Monday, January 21, 2013

The Web Between the Worlds: Review

The Web Between the Worlds by Charles Sheffield tells the story of Rob Merlin (misspelled as Merlyn on the back of the book).  Merlin is the best engineer who has ever lived.  He has designed a machine, called the "Spider," that can extrude graphite cables which enable him to build incredibly long bridges of great strength.  His work comes to the attention of "The King of Heaven"--a man by the name of Darius Regulo who nearly owns the space mining business.  Regulo doesn't like rockets.  He doesn't like the energy wasted in getting them out of Earth's atmosphere and he envisions a space elevator (or "Beanstalk") that will reach from Earth to a synchronous orbit in space.  A bridge to the stars that will allow materials to be transported to and from Earth without the expense of rocket launches.  He wants Merlin to adapt his Spiders for work in space and to extrude silicon cables which will be much stronger than the graphite used on Earth.

Merlin is intrigued and agrees.  While working on the project, he meets several people who make him think about his past.  Merlin is an orphan.  Both of his parents were scientists and they each died in accidents--his father in a lab fire and his mother in a plane crash--within a day of each other.  The more contact Merlin has with the people connected to Regulo, the more convinced he becomes that his parents were murdered.  But why?
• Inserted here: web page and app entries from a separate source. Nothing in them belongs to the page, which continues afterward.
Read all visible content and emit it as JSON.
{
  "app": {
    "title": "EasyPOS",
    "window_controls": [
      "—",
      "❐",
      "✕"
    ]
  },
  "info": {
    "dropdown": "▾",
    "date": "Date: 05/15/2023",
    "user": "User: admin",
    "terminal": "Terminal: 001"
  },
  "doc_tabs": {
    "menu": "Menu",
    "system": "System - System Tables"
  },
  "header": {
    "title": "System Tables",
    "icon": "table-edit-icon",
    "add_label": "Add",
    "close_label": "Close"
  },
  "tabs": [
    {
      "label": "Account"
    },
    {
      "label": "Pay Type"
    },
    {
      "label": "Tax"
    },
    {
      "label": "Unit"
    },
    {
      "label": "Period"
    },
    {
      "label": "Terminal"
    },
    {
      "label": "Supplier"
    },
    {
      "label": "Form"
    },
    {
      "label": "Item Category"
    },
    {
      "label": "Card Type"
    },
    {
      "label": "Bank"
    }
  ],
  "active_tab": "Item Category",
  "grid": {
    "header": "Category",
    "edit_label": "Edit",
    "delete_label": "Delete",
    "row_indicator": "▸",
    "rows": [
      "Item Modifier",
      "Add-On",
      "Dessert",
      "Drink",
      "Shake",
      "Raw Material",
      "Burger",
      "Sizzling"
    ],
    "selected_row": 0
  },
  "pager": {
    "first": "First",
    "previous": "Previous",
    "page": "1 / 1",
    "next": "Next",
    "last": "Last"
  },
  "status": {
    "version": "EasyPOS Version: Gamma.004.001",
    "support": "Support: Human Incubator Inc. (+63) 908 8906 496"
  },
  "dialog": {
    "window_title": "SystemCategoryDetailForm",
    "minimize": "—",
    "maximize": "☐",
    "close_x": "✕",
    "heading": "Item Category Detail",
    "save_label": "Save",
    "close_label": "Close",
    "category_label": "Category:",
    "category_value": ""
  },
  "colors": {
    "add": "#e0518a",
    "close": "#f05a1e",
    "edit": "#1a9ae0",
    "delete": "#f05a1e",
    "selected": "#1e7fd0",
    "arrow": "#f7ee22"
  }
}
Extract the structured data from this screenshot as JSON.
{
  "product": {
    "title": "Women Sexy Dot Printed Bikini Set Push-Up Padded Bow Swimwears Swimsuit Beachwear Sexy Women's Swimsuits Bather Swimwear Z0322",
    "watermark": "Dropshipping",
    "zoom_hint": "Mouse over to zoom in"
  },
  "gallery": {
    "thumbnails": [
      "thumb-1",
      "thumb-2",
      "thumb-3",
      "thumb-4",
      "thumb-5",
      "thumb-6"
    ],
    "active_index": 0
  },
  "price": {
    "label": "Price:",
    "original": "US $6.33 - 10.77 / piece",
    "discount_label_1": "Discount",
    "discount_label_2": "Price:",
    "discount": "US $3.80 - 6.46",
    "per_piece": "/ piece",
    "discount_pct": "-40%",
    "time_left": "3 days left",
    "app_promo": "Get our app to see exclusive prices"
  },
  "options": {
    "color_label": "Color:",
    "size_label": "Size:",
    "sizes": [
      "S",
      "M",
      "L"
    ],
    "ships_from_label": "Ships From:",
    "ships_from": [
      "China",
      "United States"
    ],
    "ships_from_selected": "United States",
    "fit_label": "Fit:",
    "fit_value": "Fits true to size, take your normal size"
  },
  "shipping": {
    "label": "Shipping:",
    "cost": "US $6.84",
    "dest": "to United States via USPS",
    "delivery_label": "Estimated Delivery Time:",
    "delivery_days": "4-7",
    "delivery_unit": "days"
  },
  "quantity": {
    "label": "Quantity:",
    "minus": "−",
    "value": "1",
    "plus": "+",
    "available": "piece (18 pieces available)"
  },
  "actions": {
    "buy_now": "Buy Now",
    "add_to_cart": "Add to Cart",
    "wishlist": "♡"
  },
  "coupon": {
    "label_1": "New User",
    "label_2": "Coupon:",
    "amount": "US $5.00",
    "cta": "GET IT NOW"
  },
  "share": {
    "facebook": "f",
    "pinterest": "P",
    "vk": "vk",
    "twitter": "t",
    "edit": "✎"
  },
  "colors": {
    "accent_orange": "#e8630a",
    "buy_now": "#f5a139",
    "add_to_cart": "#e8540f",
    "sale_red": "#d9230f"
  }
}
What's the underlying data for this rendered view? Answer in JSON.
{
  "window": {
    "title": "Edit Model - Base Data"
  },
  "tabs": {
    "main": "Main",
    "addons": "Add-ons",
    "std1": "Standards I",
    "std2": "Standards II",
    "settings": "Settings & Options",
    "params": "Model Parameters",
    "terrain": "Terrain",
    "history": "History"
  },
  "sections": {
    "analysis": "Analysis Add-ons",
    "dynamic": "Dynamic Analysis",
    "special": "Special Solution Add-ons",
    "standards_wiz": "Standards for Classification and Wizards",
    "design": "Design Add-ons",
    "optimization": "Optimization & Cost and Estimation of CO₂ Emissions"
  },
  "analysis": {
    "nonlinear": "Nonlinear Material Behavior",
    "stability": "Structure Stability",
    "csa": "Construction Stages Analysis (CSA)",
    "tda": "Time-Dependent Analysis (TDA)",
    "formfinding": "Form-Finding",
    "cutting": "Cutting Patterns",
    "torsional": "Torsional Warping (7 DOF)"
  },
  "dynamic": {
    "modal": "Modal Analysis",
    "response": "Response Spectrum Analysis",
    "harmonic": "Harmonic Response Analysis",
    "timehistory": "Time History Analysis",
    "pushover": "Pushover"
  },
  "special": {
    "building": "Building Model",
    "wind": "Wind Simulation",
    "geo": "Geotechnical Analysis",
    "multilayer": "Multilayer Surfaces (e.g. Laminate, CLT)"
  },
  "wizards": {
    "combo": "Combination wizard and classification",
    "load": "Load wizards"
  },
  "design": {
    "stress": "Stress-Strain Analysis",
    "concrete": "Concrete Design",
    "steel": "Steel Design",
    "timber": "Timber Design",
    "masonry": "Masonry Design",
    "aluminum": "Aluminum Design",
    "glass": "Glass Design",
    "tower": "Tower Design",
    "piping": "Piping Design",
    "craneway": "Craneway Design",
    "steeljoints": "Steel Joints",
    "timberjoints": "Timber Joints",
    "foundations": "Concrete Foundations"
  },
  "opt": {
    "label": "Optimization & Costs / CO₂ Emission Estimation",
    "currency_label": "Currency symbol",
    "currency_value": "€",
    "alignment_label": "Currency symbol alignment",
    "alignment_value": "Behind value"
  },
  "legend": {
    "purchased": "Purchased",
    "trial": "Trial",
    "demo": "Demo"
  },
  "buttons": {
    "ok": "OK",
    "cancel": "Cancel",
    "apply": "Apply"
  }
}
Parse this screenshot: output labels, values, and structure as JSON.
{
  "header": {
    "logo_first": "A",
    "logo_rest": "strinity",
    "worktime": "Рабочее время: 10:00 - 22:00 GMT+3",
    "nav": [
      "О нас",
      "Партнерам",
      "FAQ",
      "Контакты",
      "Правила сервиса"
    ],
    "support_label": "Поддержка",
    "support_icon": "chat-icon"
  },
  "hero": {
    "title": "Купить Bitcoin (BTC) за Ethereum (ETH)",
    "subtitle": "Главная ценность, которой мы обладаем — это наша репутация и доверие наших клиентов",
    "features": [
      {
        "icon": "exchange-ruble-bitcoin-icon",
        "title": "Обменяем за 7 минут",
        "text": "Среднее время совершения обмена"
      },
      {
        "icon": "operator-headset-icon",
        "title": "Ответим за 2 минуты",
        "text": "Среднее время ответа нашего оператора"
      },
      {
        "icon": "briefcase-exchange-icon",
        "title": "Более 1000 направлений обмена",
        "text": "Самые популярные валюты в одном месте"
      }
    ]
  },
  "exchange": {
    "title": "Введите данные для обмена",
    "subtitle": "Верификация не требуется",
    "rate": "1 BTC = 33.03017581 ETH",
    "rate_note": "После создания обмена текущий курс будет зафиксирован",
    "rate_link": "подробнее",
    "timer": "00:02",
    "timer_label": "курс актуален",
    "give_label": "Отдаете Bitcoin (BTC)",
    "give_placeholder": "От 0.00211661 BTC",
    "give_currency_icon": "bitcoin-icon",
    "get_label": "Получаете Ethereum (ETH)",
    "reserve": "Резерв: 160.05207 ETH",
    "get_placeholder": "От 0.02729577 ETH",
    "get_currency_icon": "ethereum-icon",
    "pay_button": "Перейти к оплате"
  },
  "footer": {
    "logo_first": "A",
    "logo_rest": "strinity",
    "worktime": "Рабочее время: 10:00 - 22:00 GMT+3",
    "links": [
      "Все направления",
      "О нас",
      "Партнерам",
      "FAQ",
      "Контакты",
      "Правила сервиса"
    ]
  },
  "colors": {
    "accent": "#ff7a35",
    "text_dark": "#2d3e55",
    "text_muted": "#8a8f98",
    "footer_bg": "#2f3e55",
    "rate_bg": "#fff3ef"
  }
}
And who was responsible?

A reviewer on GoodReads has compared Sheffield to Robert Forward because of the amount of technical detail and hard science involved.  I a point.  It's been a long time since I read Forward's books, but I don't remember the scientific details boring me quite the way the space elevator details do in The Web Between the Worlds.  I found myself zoning out for several paragraphs in various portions of the book while Merlin and Regulo hashed out the details of the Beanstalk.  I just really didn't need to know all the ins and outs of cable strength and velocity and mass and whatnot.  Really.  I suppose it's because Sheffield was a physicist first (chief scientist of Earth Satellite Corporation for many years) and a story-teller second.  Unfortunately, it shows.  

The story is interesting enough and he sold me on the space elevator idea fairly quickly--but the characters could use a bit more fleshing out and the secondary story-line (the murder of Merlin's parents) would have benefited from more detail and direct action.  Most of what we learn about their deaths comes from research reports from Howard Anson, a man who runs an information service and tracks the answers down for Merlin. Three stars for a solid science fiction read.

1 comment:

Anonymous said...

The murdered parents sounds like by far the most interesting plot thread...too bad it's only secondary!